The Carrier Force consisting of two carrier groups.
- Carrier Group 1, based on US aircraft carriers (CV) or nuclear powered carriers (CVN) forming the main striking force or Battle Groups (BG). This force should consist of two, probably three and ideally four CVBGs. Each CVBG is an extremely powerful entity, with the carrier itself, the air group with approximately 72 aircraft, air defense cruisers (CG/CGN), multi-role destroyers (DD/DDG), and ASW frigates (FFG), likely with a replenishment ship(s).

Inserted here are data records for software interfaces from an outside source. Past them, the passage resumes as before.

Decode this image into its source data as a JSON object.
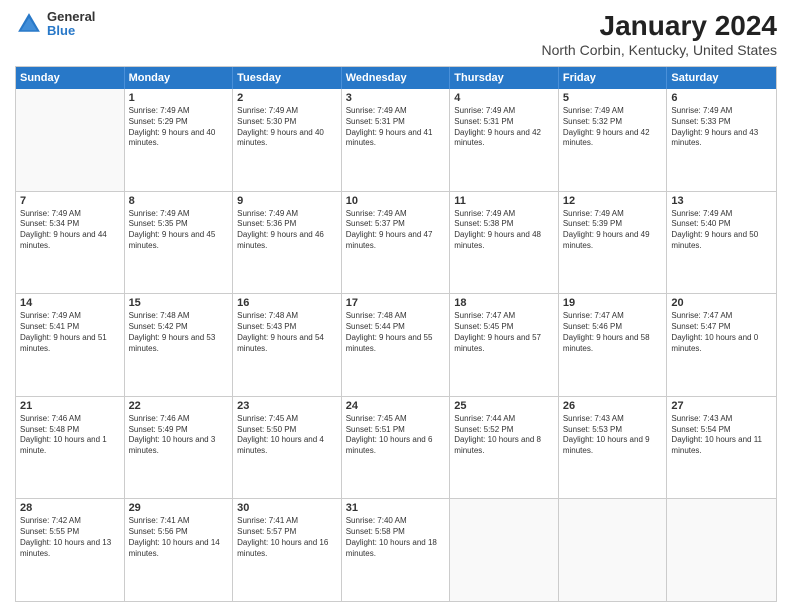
{
  "header": {
    "logo": {
      "general": "General",
      "blue": "Blue"
    },
    "title": "January 2024",
    "subtitle": "North Corbin, Kentucky, United States"
  },
  "dayNames": [
    "Sunday",
    "Monday",
    "Tuesday",
    "Wednesday",
    "Thursday",
    "Friday",
    "Saturday"
  ],
  "weeks": [
    [
      {
        "date": "",
        "empty": true
      },
      {
        "date": "1",
        "sunrise": "7:49 AM",
        "sunset": "5:29 PM",
        "daylight": "9 hours and 40 minutes."
      },
      {
        "date": "2",
        "sunrise": "7:49 AM",
        "sunset": "5:30 PM",
        "daylight": "9 hours and 40 minutes."
      },
      {
        "date": "3",
        "sunrise": "7:49 AM",
        "sunset": "5:31 PM",
        "daylight": "9 hours and 41 minutes."
      },
      {
        "date": "4",
        "sunrise": "7:49 AM",
        "sunset": "5:31 PM",
        "daylight": "9 hours and 42 minutes."
      },
      {
        "date": "5",
        "sunrise": "7:49 AM",
        "sunset": "5:32 PM",
        "daylight": "9 hours and 42 minutes."
      },
      {
        "date": "6",
        "sunrise": "7:49 AM",
        "sunset": "5:33 PM",
        "daylight": "9 hours and 43 minutes."
      }
    ],
    [
      {
        "date": "7",
        "sunrise": "7:49 AM",
        "sunset": "5:34 PM",
        "daylight": "9 hours and 44 minutes."
      },
      {
        "date": "8",
        "sunrise": "7:49 AM",
        "sunset": "5:35 PM",
        "daylight": "9 hours and 45 minutes."
      },
      {
        "date": "9",
        "sunrise": "7:49 AM",
        "sunset": "5:36 PM",
        "daylight": "9 hours and 46 minutes."
      },
      {
        "date": "10",
        "sunrise": "7:49 AM",
        "sunset": "5:37 PM",
        "daylight": "9 hours and 47 minutes."
      },
      {
        "date": "11",
        "sunrise": "7:49 AM",
        "sunset": "5:38 PM",
        "daylight": "9 hours and 48 minutes."
      },
      {
        "date": "12",
        "sunrise": "7:49 AM",
        "sunset": "5:39 PM",
        "daylight": "9 hours and 49 minutes."
      },
      {
        "date": "13",
        "sunrise": "7:49 AM",
        "sunset": "5:40 PM",
        "daylight": "9 hours and 50 minutes."
      }
    ],
    [
      {
        "date": "14",
        "sunrise": "7:49 AM",
        "sunset": "5:41 PM",
        "daylight": "9 hours and 51 minutes."
      },
      {
        "date": "15",
        "sunrise": "7:48 AM",
        "sunset": "5:42 PM",
        "daylight": "9 hours and 53 minutes."
      },
      {
        "date": "16",
        "sunrise": "7:48 AM",
        "sunset": "5:43 PM",
        "daylight": "9 hours and 54 minutes."
      },
      {
        "date": "17",
        "sunrise": "7:48 AM",
        "sunset": "5:44 PM",
        "daylight": "9 hours and 55 minutes."
      },
      {
        "date": "18",
        "sunrise": "7:47 AM",
        "sunset": "5:45 PM",
        "daylight": "9 hours and 57 minutes."
      },
      {
        "date": "19",
        "sunrise": "7:47 AM",
        "sunset": "5:46 PM",
        "daylight": "9 hours and 58 minutes."
      },
      {
        "date": "20",
        "sunrise": "7:47 AM",
        "sunset": "5:47 PM",
        "daylight": "10 hours and 0 minutes."
      }
    ],
    [
      {
        "date": "21",
        "sunrise": "7:46 AM",
        "sunset": "5:48 PM",
        "daylight": "10 hours and 1 minute."
      },
      {
        "date": "22",
        "sunrise": "7:46 AM",
        "sunset": "5:49 PM",
        "daylight": "10 hours and 3 minutes."
      },
      {
        "date": "23",
        "sunrise": "7:45 AM",
        "sunset": "5:50 PM",
        "daylight": "10 hours and 4 minutes."
      },
      {
        "date": "24",
        "sunrise": "7:45 AM",
        "sunset": "5:51 PM",
        "daylight": "10 hours and 6 minutes."
      },
      {
        "date": "25",
        "sunrise": "7:44 AM",
        "sunset": "5:52 PM",
        "daylight": "10 hours and 8 minutes."
      },
      {
        "date": "26",
        "sunrise": "7:43 AM",
        "sunset": "5:53 PM",
        "daylight": "10 hours and 9 minutes."
      },
      {
        "date": "27",
        "sunrise": "7:43 AM",
        "sunset": "5:54 PM",
        "daylight": "10 hours and 11 minutes."
      }
    ],
    [
      {
        "date": "28",
        "sunrise": "7:42 AM",
        "sunset": "5:55 PM",
        "daylight": "10 hours and 13 minutes."
      },
      {
        "date": "29",
        "sunrise": "7:41 AM",
        "sunset": "5:56 PM",
        "daylight": "10 hours and 14 minutes."
      },
      {
        "date": "30",
        "sunrise": "7:41 AM",
        "sunset": "5:57 PM",
        "daylight": "10 hours and 16 minutes."
      },
      {
        "date": "31",
        "sunrise": "7:40 AM",
        "sunset": "5:58 PM",
        "daylight": "10 hours and 18 minutes."
      },
      {
        "date": "",
        "empty": true
      },
      {
        "date": "",
        "empty": true
      },
      {
        "date": "",
        "empty": true
      }
    ]
  ]
}
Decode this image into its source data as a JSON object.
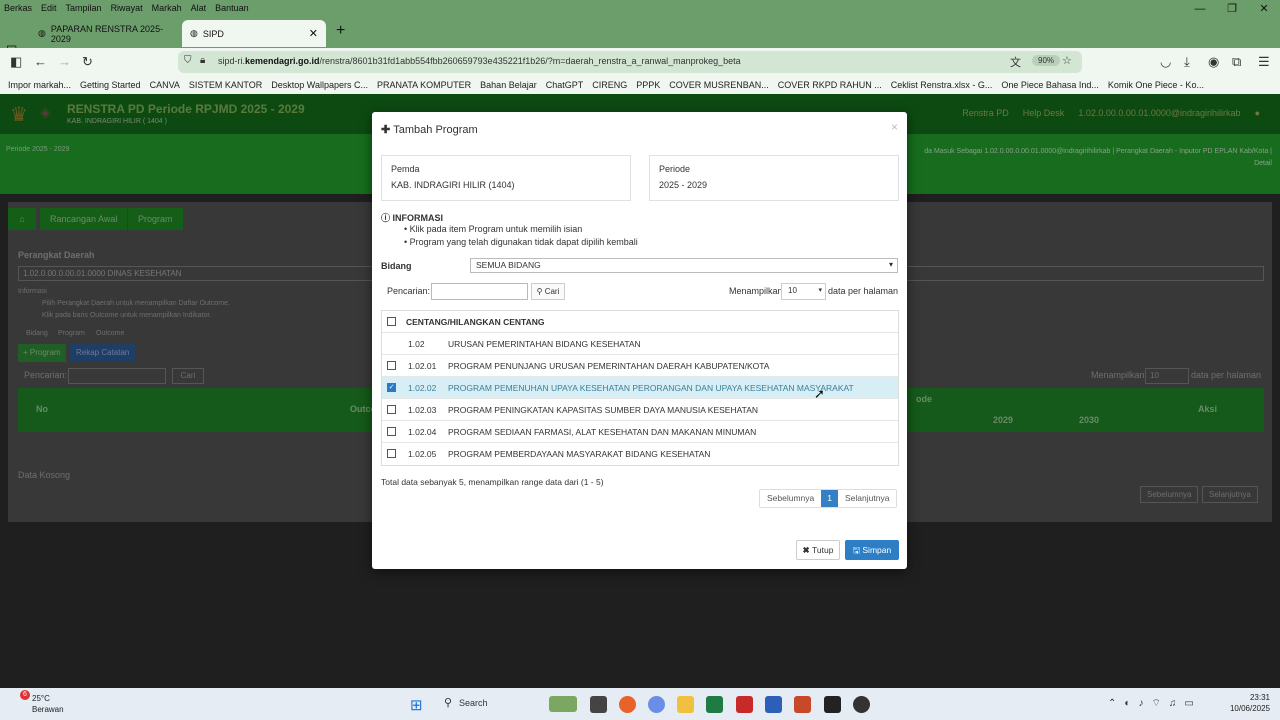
{
  "browser": {
    "menu": [
      "Berkas",
      "Edit",
      "Tampilan",
      "Riwayat",
      "Markah",
      "Alat",
      "Bantuan"
    ],
    "tabs": [
      {
        "label": "PAPARAN RENSTRA 2025-2029"
      },
      {
        "label": "SIPD"
      }
    ],
    "url_prefix": "sipd-ri.",
    "url_domain": "kemendagri.go.id",
    "url_rest": "/renstra/8601b31fd1abb554fbb260659793e435221f1b26/?m=daerah_renstra_a_ranwal_manprokeg_beta",
    "zoom": "90%",
    "bookmarks": [
      "Impor markah...",
      "Getting Started",
      "CANVA",
      "SISTEM KANTOR",
      "Desktop Wallpapers C...",
      "PRANATA KOMPUTER",
      "Bahan Belajar",
      "ChatGPT",
      "CIRENG",
      "PPPK",
      "COVER MUSRENBAN...",
      "COVER RKPD RAHUN ...",
      "Ceklist Renstra.xlsx - G...",
      "One Piece Bahasa Ind...",
      "Komik One Piece - Ko..."
    ]
  },
  "site": {
    "title": "RENSTRA PD Periode RPJMD 2025 - 2029",
    "subtitle": "KAB. INDRAGIRI HILIR ( 1404 )",
    "nav_right": [
      "Renstra PD",
      "Help Desk",
      "1.02.0.00.0.00.01.0000@indragirihilirkab"
    ],
    "periode_small": "Periode 2025 - 2029",
    "status_line": "da Masuk Sebagai 1.02.0.00.0.00.01.0000@indragirihilirkab | Perangkat Daerah - Inputor PD EPLAN Kab/Kota |",
    "detail": "Detail",
    "breadcrumb": [
      "Rancangan Awal",
      "Program"
    ],
    "perangkat_label": "Perangkat Daerah",
    "perangkat_value": "1.02.0.00.0.00.01.0000 DINAS KESEHATAN",
    "informasi": "Informasi",
    "info_items": [
      "Pilih Perangkat Daerah untuk menampilkan Daftar Outcome.",
      "Klik pada baris Outcome untuk menampilkan Indikator."
    ],
    "legend": [
      "Bidang",
      "Program",
      "Outcome"
    ],
    "btn_program": "+ Program",
    "btn_rekap": "Rekap Catatan",
    "pencarian": "Pencarian:",
    "cari": "Cari",
    "menampilkan": "Menampilkan",
    "perpage": "10",
    "perhal": "data per halaman",
    "columns": [
      "No",
      "Outco",
      "ode",
      "2029",
      "2030",
      "Aksi"
    ],
    "empty": "Data Kosong",
    "prev": "Sebelumnya",
    "next": "Selanjutnya"
  },
  "modal": {
    "title": "Tambah Program",
    "close": "×",
    "pemda_label": "Pemda",
    "pemda_value": "KAB. INDRAGIRI HILIR (1404)",
    "periode_label": "Periode",
    "periode_value": "2025 - 2029",
    "informasi": "INFORMASI",
    "info_items": [
      "Klik pada item Program untuk memilih isian",
      "Program yang telah digunakan tidak dapat dipilih kembali"
    ],
    "bidang_label": "Bidang",
    "bidang_value": "SEMUA BIDANG",
    "pencarian": "Pencarian:",
    "cari": "Cari",
    "menampilkan": "Menampilkan",
    "perpage": "10",
    "perhal": "data per halaman",
    "header_check": "CENTANG/HILANGKAN CENTANG",
    "rows": [
      {
        "code": "1.02",
        "name": "URUSAN PEMERINTAHAN BIDANG KESEHATAN",
        "checkbox": false,
        "checked": false
      },
      {
        "code": "1.02.01",
        "name": "PROGRAM PENUNJANG URUSAN PEMERINTAHAN DAERAH KABUPATEN/KOTA",
        "checkbox": true,
        "checked": false
      },
      {
        "code": "1.02.02",
        "name": "PROGRAM PEMENUHAN UPAYA KESEHATAN PERORANGAN DAN UPAYA KESEHATAN MASYARAKAT",
        "checkbox": true,
        "checked": true
      },
      {
        "code": "1.02.03",
        "name": "PROGRAM PENINGKATAN KAPASITAS SUMBER DAYA MANUSIA KESEHATAN",
        "checkbox": true,
        "checked": false
      },
      {
        "code": "1.02.04",
        "name": "PROGRAM SEDIAAN FARMASI, ALAT KESEHATAN DAN MAKANAN MINUMAN",
        "checkbox": true,
        "checked": false
      },
      {
        "code": "1.02.05",
        "name": "PROGRAM PEMBERDAYAAN MASYARAKAT BIDANG KESEHATAN",
        "checkbox": true,
        "checked": false
      }
    ],
    "total": "Total data sebanyak 5, menampilkan range data dari (1 - 5)",
    "prev": "Sebelumnya",
    "page": "1",
    "next": "Selanjutnya",
    "tutup": "Tutup",
    "simpan": "Simpan"
  },
  "taskbar": {
    "temp": "25°C",
    "weather": "Berawan",
    "badge": "6",
    "search": "Search",
    "time": "23:31",
    "date": "10/06/2025"
  }
}
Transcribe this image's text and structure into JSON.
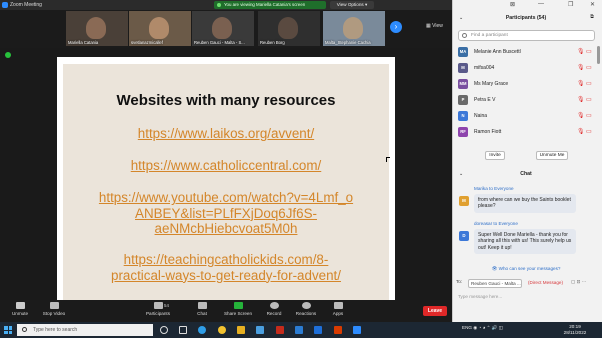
{
  "window": {
    "title": "Zoom Meeting"
  },
  "banner": {
    "text": "You are viewing Mariella Catania's screen"
  },
  "view_options": {
    "label": "View Options ▾"
  },
  "video_strip": {
    "participants": [
      {
        "name": "Mariella Catania"
      },
      {
        "name": "svetlanazmicallef"
      },
      {
        "name": "Reuben Gauci - Malta - S..."
      },
      {
        "name": "Reuben Borg"
      },
      {
        "name": "Malta_Stephanie Cachia"
      }
    ],
    "view_label": "View"
  },
  "slide": {
    "title": "Websites with many resources",
    "links": [
      [
        "https://www.laikos.org/avvent/"
      ],
      [
        "https://www.catholiccentral.com/"
      ],
      [
        "https://www.youtube.com/watch?v=4Lmf_o",
        "ANBEY&list=PLfFXjDoq6Jf6S-",
        "aeNMcbHiebcvoat5M0h"
      ],
      [
        "https://teachingcatholickids.com/8-",
        "practical-ways-to-get-ready-for-advent/"
      ]
    ]
  },
  "controls": {
    "unmute": "Unmute",
    "stop_video": "Stop Video",
    "participants": "Participants",
    "participants_count": "54",
    "chat": "Chat",
    "share_screen": "Share Screen",
    "record": "Record",
    "reactions": "Reactions",
    "apps": "Apps",
    "leave": "Leave"
  },
  "participants_panel": {
    "title": "Participants (54)",
    "search_placeholder": "Find a participant",
    "list": [
      {
        "initials": "MA",
        "name": "Melanie Ann Buscettl",
        "color": "#3a6ea5"
      },
      {
        "initials": "M",
        "name": "mifsa004",
        "color": "#5a5a8a"
      },
      {
        "initials": "MM",
        "name": "Ms Mary Grace",
        "color": "#7a4fa0"
      },
      {
        "initials": "P",
        "name": "Petra E V",
        "color": "#6a6a6a"
      },
      {
        "initials": "N",
        "name": "Naina",
        "color": "#3c78d8"
      },
      {
        "initials": "RF",
        "name": "Ramon Fiott",
        "color": "#8e44ad"
      }
    ],
    "invite": "Invite",
    "unmute_me": "Unmute Me"
  },
  "chat_panel": {
    "title": "Chat",
    "messages": [
      {
        "from": "Marika to Everyone",
        "initial": "M",
        "color": "#e0a030",
        "text": "from where can we buy the Saints booklet please?"
      },
      {
        "from": "doreasar to Everyone",
        "initial": "D",
        "color": "#3c78d8",
        "text": "Super Well Done Mariella - thank you for sharing all this with us! This surely help us out! Keep it up!"
      }
    ],
    "who_can_see": "Who can see your messages?",
    "to_label": "To:",
    "to_value": "Reuben Gauci - Malta ...",
    "direct": "(Direct Message)",
    "input_placeholder": "Type message here..."
  },
  "taskbar": {
    "search_placeholder": "Type here to search",
    "lang": "ENG",
    "time": "20:19",
    "date": "28/11/2022"
  },
  "colors": {
    "accent": "#2d8cff",
    "link": "#d4862a",
    "leave": "#e02828",
    "share": "#25b33a"
  }
}
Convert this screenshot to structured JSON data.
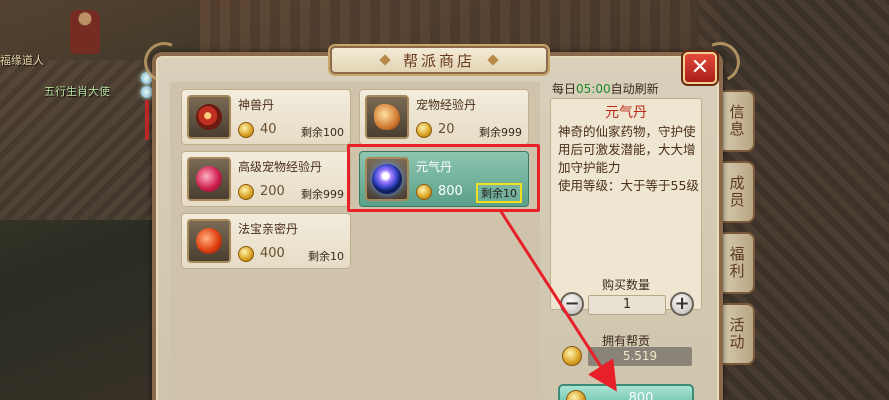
{
  "scene": {
    "npc_label_1": "福缘道人",
    "npc_label_2": "五行生肖大使"
  },
  "side_tabs": [
    "信息",
    "成员",
    "福利",
    "活动"
  ],
  "shop": {
    "title": "帮派商店",
    "close_label": "✕",
    "items": [
      {
        "name": "神兽丹",
        "price": "40",
        "stock": "剩余100",
        "icon": "shenshou-dan-icon"
      },
      {
        "name": "宠物经验丹",
        "price": "20",
        "stock": "剩余999",
        "icon": "pet-exp-pill-icon"
      },
      {
        "name": "高级宠物经验丹",
        "price": "200",
        "stock": "剩余999",
        "icon": "advanced-pet-exp-pill-icon"
      },
      {
        "name": "元气丹",
        "price": "800",
        "stock": "剩余10",
        "icon": "yuanqi-pill-icon",
        "selected": true
      },
      {
        "name": "法宝亲密丹",
        "price": "400",
        "stock": "剩余10",
        "icon": "fabao-intimacy-pill-icon"
      }
    ]
  },
  "detail": {
    "refresh_prefix": "每日",
    "refresh_time": "05:00",
    "refresh_suffix": "自动刷新",
    "item_name": "元气丹",
    "description": "神奇的仙家药物，守护使用后可激发潜能，大大增加守护能力",
    "level_req": "使用等级：大于等于55级",
    "qty_label": "购买数量",
    "qty_minus": "−",
    "qty_value": "1",
    "qty_plus": "+",
    "own_label": "拥有帮贡",
    "own_value": "5.519",
    "buy_price": "800"
  },
  "colors": {
    "highlight": "#e8202a",
    "selected_bg": "#5aa08a",
    "title_red": "#c02818",
    "refresh_green": "#1a8a2a"
  }
}
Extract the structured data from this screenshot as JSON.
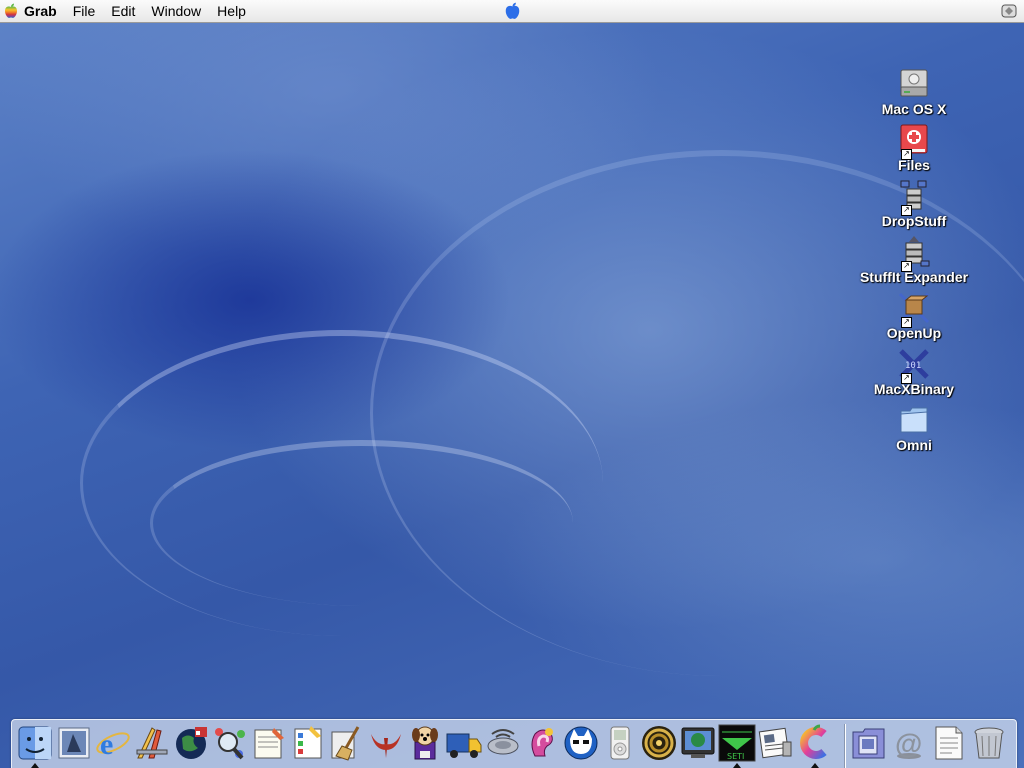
{
  "menubar": {
    "app_name": "Grab",
    "items": [
      "File",
      "Edit",
      "Window",
      "Help"
    ]
  },
  "desktop": {
    "icons": [
      {
        "label": "Mac OS X",
        "icon": "hard-drive-icon",
        "alias": false
      },
      {
        "label": "Files",
        "icon": "files-folder-icon",
        "alias": true
      },
      {
        "label": "DropStuff",
        "icon": "dropstuff-icon",
        "alias": true
      },
      {
        "label": "StuffIt Expander",
        "icon": "stuffit-expander-icon",
        "alias": true
      },
      {
        "label": "OpenUp",
        "icon": "openup-icon",
        "alias": true
      },
      {
        "label": "MacXBinary",
        "icon": "macxbinary-icon",
        "alias": true
      },
      {
        "label": "Omni",
        "icon": "folder-icon",
        "alias": false
      }
    ]
  },
  "dock": {
    "apps": [
      {
        "icon": "finder-icon",
        "running": true
      },
      {
        "icon": "mail-icon",
        "running": false
      },
      {
        "icon": "internet-explorer-icon",
        "running": false
      },
      {
        "icon": "pencil-ruler-icon",
        "running": false
      },
      {
        "icon": "globe-icon",
        "running": false
      },
      {
        "icon": "magnifier-molecule-icon",
        "running": false
      },
      {
        "icon": "notepad-icon",
        "running": false
      },
      {
        "icon": "checklist-icon",
        "running": false
      },
      {
        "icon": "broom-icon",
        "running": false
      },
      {
        "icon": "quake-icon",
        "running": false
      },
      {
        "icon": "dog-disk-icon",
        "running": false
      },
      {
        "icon": "truck-icon",
        "running": false
      },
      {
        "icon": "satellite-dish-icon",
        "running": false
      },
      {
        "icon": "ear-icon",
        "running": false
      },
      {
        "icon": "napster-icon",
        "running": false
      },
      {
        "icon": "ipod-icon",
        "running": false
      },
      {
        "icon": "spiral-icon",
        "running": false
      },
      {
        "icon": "monitor-globe-icon",
        "running": false
      },
      {
        "icon": "seti-icon",
        "running": true
      },
      {
        "icon": "newspaper-icon",
        "running": false
      },
      {
        "icon": "color-c-icon",
        "running": true
      }
    ],
    "others": [
      {
        "icon": "documents-icon"
      },
      {
        "icon": "at-sign-icon"
      },
      {
        "icon": "text-document-icon"
      },
      {
        "icon": "trash-icon"
      }
    ],
    "seti_label": "SETI"
  }
}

- Carrier Group 2, consisting of one or two British and possibly a French light carrier(CVL). Although these carriers and their escort groups are much smaller and less capable than their American counterparts, their principle advantage is proximity. Since they will be the first heavy elements to engage the Soviets, theirs will be a spoiling role aimed to disrupt and attrite any major enemy maneuver, while offering what protection they can to the ASW Force.
The Amphibious Force will comprise at least one American and one British/Dutch amphibious TF, each able to insert a brigade-sized element either behind the enemy’s forward elements or in front of them to support other ground troops. Sub-elements to this force are the mine-countermeasures force, the naval support force (which could contain American battleships) and the follow-up amphibious logistics force.
A command element, centered on the USS Mount Whitney but including communications, electronic warfare, and liaison elements throughout the theater.
The Logistics Force, in addition to detaching replenishment ships to support all of the groups above, this force will rapidly create bases of operation both in established NATO ports and also in forward areas as the situation permits.
All totaled, this armada will consist of over 250 combat ships and at least 60 support ships, approaching 800 aircraft, and about 90 submarines, representing over 250,000 sailors, airmen and Marines: 75% of which will come from 2nd Fleet.